. . . On the 4th of August 1677, he had it measured by Jean Guyon du Buisson and Jean Rolandeau . . ."


Chaîneur is a Québec word that would be fairly translated to "chainman".

The chainman is the one who measures with the "surveyor chain", also known in English as a dekamater

The surveyor chain is a chain of measure that was invented in 1624 by an English mathematician named Edmund Gunther. It is 10 meters in length. In 1996, on page 165 of the book "Topométrie générale", written by Roger Duquette and Ernest P. Lauzon, they explain the following: "The chainman which stays on the initial point is the back chainman and the chainman that is at the other end is the front chainman. A good chaining is a rather difficult and very important operation. It must be entrusted to very competent people. Two chainmen who get along fine can chain fast and well."

Picture of the chain used by our best chainman Jean Rolandeau

Because I know the Québec forest so well, based on what we have just read I can tell you that our first ancestor, Jean Rolandeau, had a very demanding and strenuous job. I can only hope that the King gave him a big salary for all of his hard work!

Little talks 3 Little Talks Three

The Guyon's stars are now shining in the skies of the many people with French-Canadian ancestors. If we add some more of these stars to Mary Lynn Falgout Lorando's sky, she will find some surprises!

The following French web page describes a number of celebrities who trace their family line back to Jean Guyon and Madeleine Robin. Here you will find information about Céline Dion, Madonna, Hillary Clinton, and many more. All of them are descendants of Jean and Mathurine, which makes all of them Guyon family cousins. I hope those of you who read the website get a lot of pleasure out of discovering newfound cousins, newfound stars in your skies!

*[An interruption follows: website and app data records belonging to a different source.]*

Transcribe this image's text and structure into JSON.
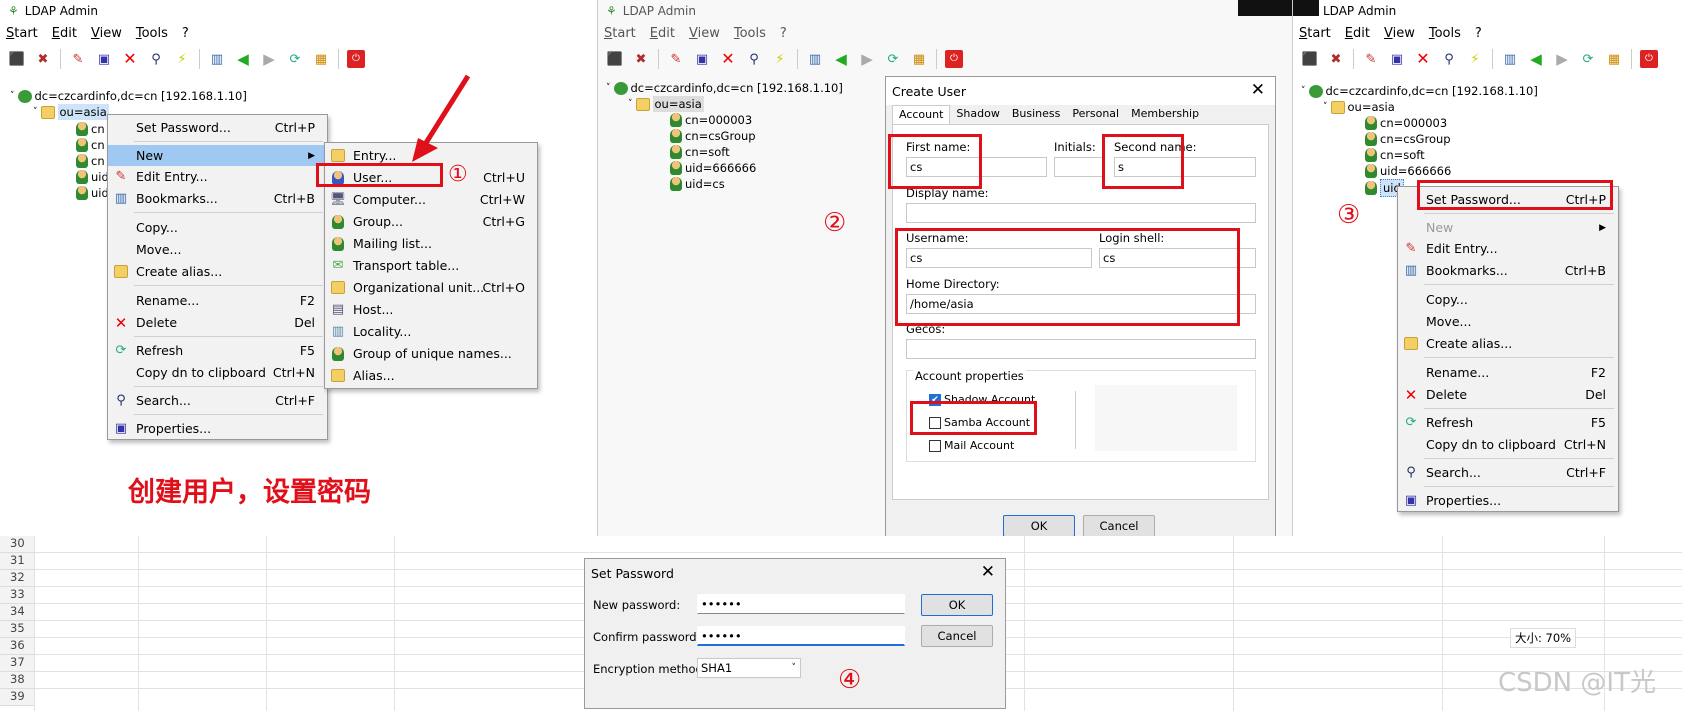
{
  "app_title": "LDAP Admin",
  "menus": [
    "Start",
    "Edit",
    "View",
    "Tools",
    "?"
  ],
  "tree": {
    "root": "dc=czcardinfo,dc=cn [192.168.1.10]",
    "ou": "ou=asia",
    "children": [
      "cn=000003",
      "cn=csGroup",
      "cn=soft",
      "uid=666666",
      "uid=cs"
    ],
    "truncated": [
      "cn",
      "cn",
      "cn",
      "uid",
      "uid"
    ],
    "selected_trunc": "uid"
  },
  "context_menu": {
    "items": [
      {
        "label": "Set Password...",
        "shortcut": "Ctrl+P"
      },
      {
        "label": "New",
        "shortcut": ""
      },
      {
        "label": "Edit Entry...",
        "shortcut": ""
      },
      {
        "label": "Bookmarks...",
        "shortcut": "Ctrl+B"
      },
      {
        "label": "Copy...",
        "shortcut": ""
      },
      {
        "label": "Move...",
        "shortcut": ""
      },
      {
        "label": "Create alias...",
        "shortcut": ""
      },
      {
        "label": "Rename...",
        "shortcut": "F2"
      },
      {
        "label": "Delete",
        "shortcut": "Del"
      },
      {
        "label": "Refresh",
        "shortcut": "F5"
      },
      {
        "label": "Copy dn to clipboard",
        "shortcut": "Ctrl+N"
      },
      {
        "label": "Search...",
        "shortcut": "Ctrl+F"
      },
      {
        "label": "Properties...",
        "shortcut": ""
      }
    ]
  },
  "submenu": {
    "items": [
      {
        "label": "Entry...",
        "shortcut": ""
      },
      {
        "label": "User...",
        "shortcut": "Ctrl+U"
      },
      {
        "label": "Computer...",
        "shortcut": "Ctrl+W"
      },
      {
        "label": "Group...",
        "shortcut": "Ctrl+G"
      },
      {
        "label": "Mailing list...",
        "shortcut": ""
      },
      {
        "label": "Transport table...",
        "shortcut": ""
      },
      {
        "label": "Organizational unit...",
        "shortcut": "Ctrl+O"
      },
      {
        "label": "Host...",
        "shortcut": ""
      },
      {
        "label": "Locality...",
        "shortcut": ""
      },
      {
        "label": "Group of unique names...",
        "shortcut": ""
      },
      {
        "label": "Alias...",
        "shortcut": ""
      }
    ]
  },
  "caption": "创建用户，设置密码",
  "steps": [
    "①",
    "②",
    "③",
    "④"
  ],
  "create_user": {
    "title": "Create User",
    "tabs": [
      "Account",
      "Shadow",
      "Business",
      "Personal",
      "Membership"
    ],
    "first_name_label": "First name:",
    "first_name": "cs",
    "initials_label": "Initials:",
    "initials": "",
    "second_name_label": "Second name:",
    "second_name": "s",
    "display_name_label": "Display name:",
    "display_name": "",
    "username_label": "Username:",
    "username": "cs",
    "login_shell_label": "Login shell:",
    "login_shell": "cs",
    "home_dir_label": "Home Directory:",
    "home_dir": "/home/asia",
    "gecos_label": "Gecos:",
    "gecos": "",
    "account_props_label": "Account properties",
    "checks": [
      {
        "label": "Shadow Account",
        "checked": true
      },
      {
        "label": "Samba Account",
        "checked": false
      },
      {
        "label": "Mail Account",
        "checked": false
      }
    ],
    "ok": "OK",
    "cancel": "Cancel"
  },
  "set_password": {
    "title": "Set Password",
    "new_label": "New password:",
    "new_value": "••••••",
    "confirm_label": "Confirm password:",
    "confirm_value": "••••••",
    "enc_label": "Encryption method:",
    "enc_value": "SHA1",
    "ok": "OK",
    "cancel": "Cancel"
  },
  "sheet": {
    "rows": [
      "30",
      "31",
      "32",
      "33",
      "34",
      "35",
      "36",
      "37",
      "38",
      "39"
    ],
    "zoom_text": "大小: 70%"
  },
  "watermark": "CSDN @IT光",
  "colors": {
    "annotation_red": "#e0101b",
    "highlight": "#9fc9f2"
  }
}
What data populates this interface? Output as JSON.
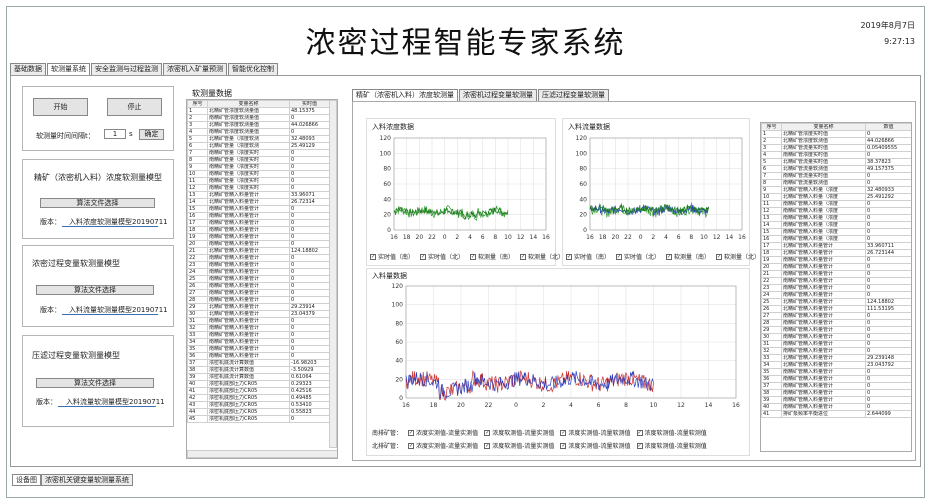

The Guyon's little talks is written by
Jean Laurendeau
March 2015
I thank the admirable patience of Keith Lorando for the correction of my translation of this text from French to English.


Pierre Octave Falgout and Desire Galgout
Pierre Octave Falgout, the little boy with the hat is Desire Falgout; invaluable picture taken around 1890.

Adelia Chauvin and Desire Falgout
Adelia Chauvin and Desire Falgout; this picture was taken around 1950.

Guy Falgout Sr., 1976
Guy Falgout Sr., Retirement Ceremony, 1976

Barbara Falgout, 1985
Barbara Falgout, 1985

If you have a picture of anybody on this page that you would like to share with us, please contact Keith Lorando at the e-mail address listed below. Your picture may help us reach our goal of showing one picture for each person listed above.

Copyright © since 2005, Jean Laurendeau / © 2014, Keith Lorando.
In the name of our ancestors, we tell you thank you for your visit

If you want to contact Keith Lorando (author of this page) about any of this information,
feel free to send him an e-mail at